When you see these powerful dogs hard at work it’s head down and full speed ahead across the glistening snow-covered plains of Alaska flanked with tall evergreen trees. You realise they are doing what they love – you can literally feel it!

You also know that these sled dogs are following their instincts to pull heavy loads over long distances. Starting their training as puppies and developing simple skills, by the time they’re youngsters they will be able to run with the more mature dogs to develop their social skills and learn commands from their musher.

What is a Musher and what do they do?

Derived from the French word marche, which translates as march, the word “mush” is the term given to the person who controls the dog sled team.

Sometimes these mushers can be seen running alongside their dogs at various points during a sled race and this is often when there’s another musher on hand to command the sled team.

According to sources like National Geographic, the most popular sled dog breed is the Alaskan husky known as a “mutt” breed especially renowned for its strength and stamina. This is contrary to the general belief that the Siberian husky or Alaskan malamute also common breeds associated with sledding. These powerful sled dogs weigh between thirty-five to sixty pounds, and they can pull twice their body weight or more. Mushers choose their dogs carefully as they have to be integrated into an existing team.

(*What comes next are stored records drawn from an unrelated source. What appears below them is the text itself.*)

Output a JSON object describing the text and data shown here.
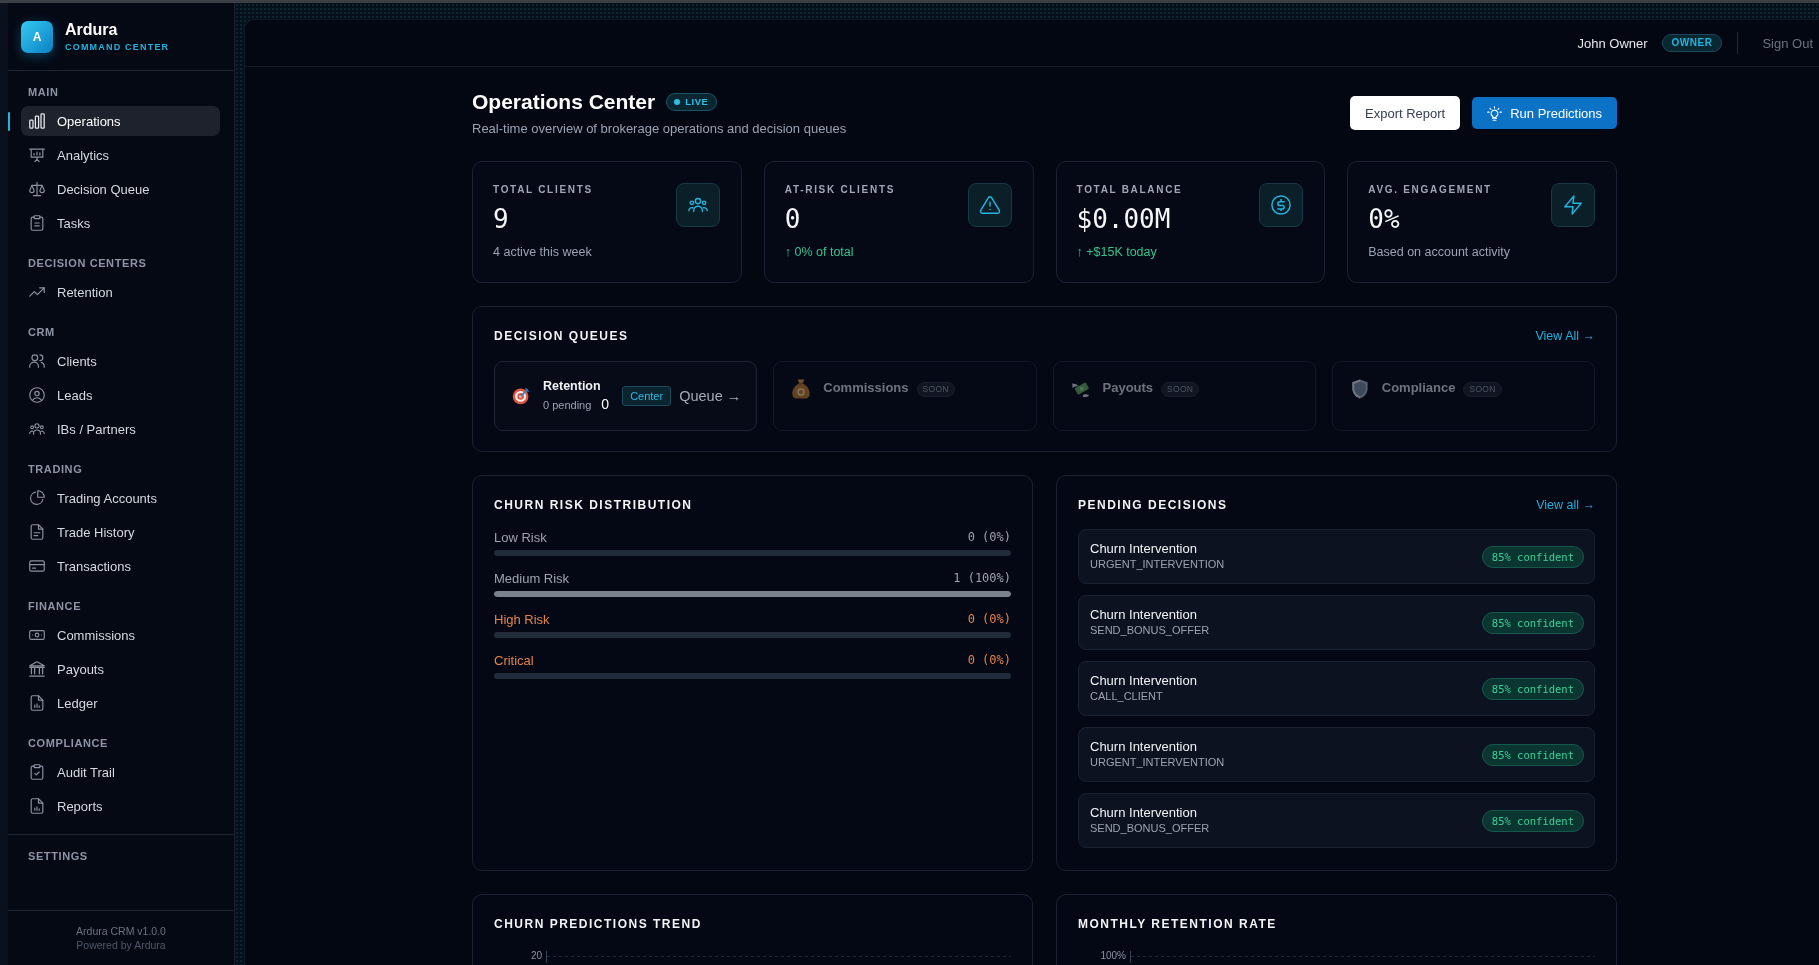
{
  "sidebar": {
    "logo": {
      "letter": "A",
      "name": "Ardura",
      "tagline": "COMMAND CENTER"
    },
    "sections": [
      {
        "title": "MAIN",
        "items": [
          {
            "label": "Operations",
            "selected": true
          },
          {
            "label": "Analytics",
            "selected": false
          },
          {
            "label": "Decision Queue",
            "selected": false
          },
          {
            "label": "Tasks",
            "selected": false
          }
        ]
      },
      {
        "title": "DECISION CENTERS",
        "items": [
          {
            "label": "Retention",
            "selected": false
          }
        ]
      },
      {
        "title": "CRM",
        "items": [
          {
            "label": "Clients",
            "selected": false
          },
          {
            "label": "Leads",
            "selected": false
          },
          {
            "label": "IBs / Partners",
            "selected": false
          }
        ]
      },
      {
        "title": "TRADING",
        "items": [
          {
            "label": "Trading Accounts",
            "selected": false
          },
          {
            "label": "Trade History",
            "selected": false
          },
          {
            "label": "Transactions",
            "selected": false
          }
        ]
      },
      {
        "title": "FINANCE",
        "items": [
          {
            "label": "Commissions",
            "selected": false
          },
          {
            "label": "Payouts",
            "selected": false
          },
          {
            "label": "Ledger",
            "selected": false
          }
        ]
      },
      {
        "title": "COMPLIANCE",
        "items": [
          {
            "label": "Audit Trail",
            "selected": false
          },
          {
            "label": "Reports",
            "selected": false
          }
        ]
      }
    ],
    "bottom_section": {
      "title": "SETTINGS"
    },
    "footer": {
      "version": "Ardura CRM v1.0.0",
      "credit": "Powered by Ardura"
    }
  },
  "header": {
    "user_name": "John Owner",
    "role": "OWNER",
    "sign_out": "Sign Out"
  },
  "page": {
    "title": "Operations Center",
    "live_badge": "LIVE",
    "subtitle": "Real-time overview of brokerage operations and decision queues",
    "buttons": [
      {
        "label": "Export Report",
        "kind": "secondary"
      },
      {
        "label": "Run Predictions",
        "kind": "primary"
      }
    ]
  },
  "stats": [
    {
      "label": "TOTAL CLIENTS",
      "value": "9",
      "note": "4 active this week",
      "positive": false
    },
    {
      "label": "AT-RISK CLIENTS",
      "value": "0",
      "note": "↑ 0% of total",
      "positive": true
    },
    {
      "label": "TOTAL BALANCE",
      "value": "$0.00M",
      "note": "↑ +$15K today",
      "positive": true
    },
    {
      "label": "AVG. ENGAGEMENT",
      "value": "0%",
      "note": "Based on account activity",
      "positive": false
    }
  ],
  "decision_queues": {
    "title": "DECISION QUEUES",
    "link": "View All →",
    "queues": [
      {
        "kind": "active",
        "name": "Retention",
        "pending": "0 pending",
        "count": "0",
        "tag": "Center",
        "link": "Queue →",
        "disabled": false
      },
      {
        "kind": "soon",
        "name": "Commissions",
        "badge": "SOON",
        "disabled": true
      },
      {
        "kind": "soon",
        "name": "Payouts",
        "badge": "SOON",
        "disabled": true
      },
      {
        "kind": "soon",
        "name": "Compliance",
        "badge": "SOON",
        "disabled": true
      }
    ]
  },
  "churn_risk": {
    "title": "CHURN RISK DISTRIBUTION",
    "rows": [
      {
        "label": "Low Risk",
        "reading": "0 (0%)",
        "level": 0,
        "color": "#9ca3af"
      },
      {
        "label": "Medium Risk",
        "reading": "1 (100%)",
        "level": 1,
        "color": "#9ca3af"
      },
      {
        "label": "High Risk",
        "reading": "0 (0%)",
        "level": 0,
        "color": "#e4834a"
      },
      {
        "label": "Critical",
        "reading": "0 (0%)",
        "level": 0,
        "color": "#e4834a"
      }
    ]
  },
  "pending_decisions": {
    "title": "PENDING DECISIONS",
    "link": "View all →",
    "items": [
      {
        "title": "Churn Intervention",
        "action": "URGENT_INTERVENTION",
        "confidence": "85% confident"
      },
      {
        "title": "Churn Intervention",
        "action": "SEND_BONUS_OFFER",
        "confidence": "85% confident"
      },
      {
        "title": "Churn Intervention",
        "action": "CALL_CLIENT",
        "confidence": "85% confident"
      },
      {
        "title": "Churn Intervention",
        "action": "URGENT_INTERVENTION",
        "confidence": "85% confident"
      },
      {
        "title": "Churn Intervention",
        "action": "SEND_BONUS_OFFER",
        "confidence": "85% confident"
      }
    ]
  },
  "charts": [
    {
      "title": "CHURN PREDICTIONS TREND",
      "top_tick": "20"
    },
    {
      "title": "MONTHLY RETENTION RATE",
      "top_tick": "100%"
    }
  ]
}
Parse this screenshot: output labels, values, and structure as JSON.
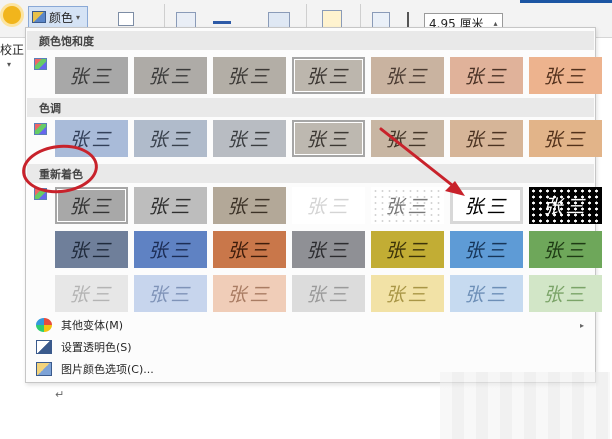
{
  "ribbon": {
    "color_label": "颜色",
    "corrections_label": "校正",
    "height_value": "4.95 厘米",
    "icons": [
      "picture-color-icon",
      "compress-pictures-icon",
      "picture-styles-icon",
      "pen-icon",
      "alt-text-icon",
      "select-icon",
      "crop-icon",
      "height-icon"
    ]
  },
  "panel": {
    "saturation_title": "颜色饱和度",
    "tone_title": "色调",
    "recolor_title": "重新着色",
    "thumbnail_text": "张三",
    "saturation_thumbs": [
      {
        "bg": "#a8a8a8",
        "ink": "#3a3a3a"
      },
      {
        "bg": "#aeaba7",
        "ink": "#3a3a3a"
      },
      {
        "bg": "#b3aea6",
        "ink": "#3b3835"
      },
      {
        "bg": "#bcb6ad",
        "ink": "#3b3632",
        "selected": true
      },
      {
        "bg": "#c9b3a0",
        "ink": "#4a3b32"
      },
      {
        "bg": "#e0b29a",
        "ink": "#4a3226"
      },
      {
        "bg": "#edb38e",
        "ink": "#52301c"
      }
    ],
    "tone_thumbs": [
      {
        "bg": "#a9bbd9",
        "ink": "#33405a"
      },
      {
        "bg": "#b0bbcb",
        "ink": "#39414c"
      },
      {
        "bg": "#b8bcc2",
        "ink": "#3a3d40"
      },
      {
        "bg": "#bdb8b0",
        "ink": "#3c3833",
        "selected": true
      },
      {
        "bg": "#c8b6a3",
        "ink": "#443629"
      },
      {
        "bg": "#d6b598",
        "ink": "#4b3322"
      },
      {
        "bg": "#e2b489",
        "ink": "#52311a"
      }
    ],
    "recolor_thumbs": [
      {
        "bg": "#a8a8a8",
        "ink": "#333333",
        "selected": true
      },
      {
        "bg": "#bdbdbd",
        "ink": "#2e2e2e"
      },
      {
        "bg": "#b3a898",
        "ink": "#3b3126"
      },
      {
        "bg": "#ffffff",
        "ink": "#d4d4d4"
      },
      {
        "bg": "#ffffff",
        "ink": "#7a7a7a",
        "speckled": true
      },
      {
        "bg": "#ffffff",
        "ink": "#000000",
        "highlighted": true
      },
      {
        "bg": "#000000",
        "ink": "#ffffff",
        "speckled": true
      },
      {
        "bg": "#6f7f9a",
        "ink": "#1f2a3b"
      },
      {
        "bg": "#5f82c3",
        "ink": "#1c2d55"
      },
      {
        "bg": "#c9774a",
        "ink": "#3d1c0b"
      },
      {
        "bg": "#8f9095",
        "ink": "#2c2c2f"
      },
      {
        "bg": "#c2ad34",
        "ink": "#3c330a"
      },
      {
        "bg": "#5e9bd6",
        "ink": "#173558"
      },
      {
        "bg": "#6ea75a",
        "ink": "#1e3a14"
      },
      {
        "bg": "#e7e7e7",
        "ink": "#b4b4b4"
      },
      {
        "bg": "#c7d5ed",
        "ink": "#7f93b8"
      },
      {
        "bg": "#f0cdb8",
        "ink": "#a97c63"
      },
      {
        "bg": "#dcdcdc",
        "ink": "#9a9a9a"
      },
      {
        "bg": "#f2e2a6",
        "ink": "#a99646"
      },
      {
        "bg": "#c6daf0",
        "ink": "#6d8fb7"
      },
      {
        "bg": "#d2e6c7",
        "ink": "#7ba468"
      }
    ],
    "menu": [
      {
        "label": "其他变体(M)",
        "icon": "palette-icon",
        "submenu": true
      },
      {
        "label": "设置透明色(S)",
        "icon": "set-transparent-icon",
        "submenu": false
      },
      {
        "label": "图片颜色选项(C)...",
        "icon": "picture-color-options-icon",
        "submenu": false
      }
    ]
  },
  "document": {
    "paragraph_mark": "↵"
  },
  "colors": {
    "annotation": "#c8222b",
    "selection_border": "#a6a6a6",
    "ribbon_bg": "#f3f3f3",
    "section_header_bg": "#e9e9e9"
  }
}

Other members of the Team

Each team of sled dogs is divided into rows which are defined by their different tasks. The dogs are harnessed together in two parallel rows, the lead dog on the front setting the pace for the rest of the team. Every dog is identified by his position in the row and assumes an important role in the overall team.

The lead dog has been hand-picked for its keen sense of smell and superior intelligence as he spearheads the rest of the team. The swing dogs are behind him. They guide the team through turns and help to steer the team dogs, these are the dogs that make up the largest part of the pack and are positioned in the center because of their power and strength.

The heel dogs are positioned directly in front of the musher and these dogs are the strongest of the pack as well as the calmest in stressful situations. The heel dogs are also the smoothest runners and tend not to tip over the sled on tight turns.

At the two million acre Denali National Park & Reserve in Alaska, a kennel of around 40 dogs help protect and manage the park’s two million acres of protected wilderness. Vehicles have been banned from this area

These incredible dogs form a team that transport staffers into remote areas of wilderness that can’t be accessed by motorised vehicles, to deliver supplies besides performing other tasks.

These sled dogs are really well cared for and live in state-of-the-art kennels which allow visitors. So, if you find yourself traveling to North Alaska, make sure you find time to drop in and give them a visit.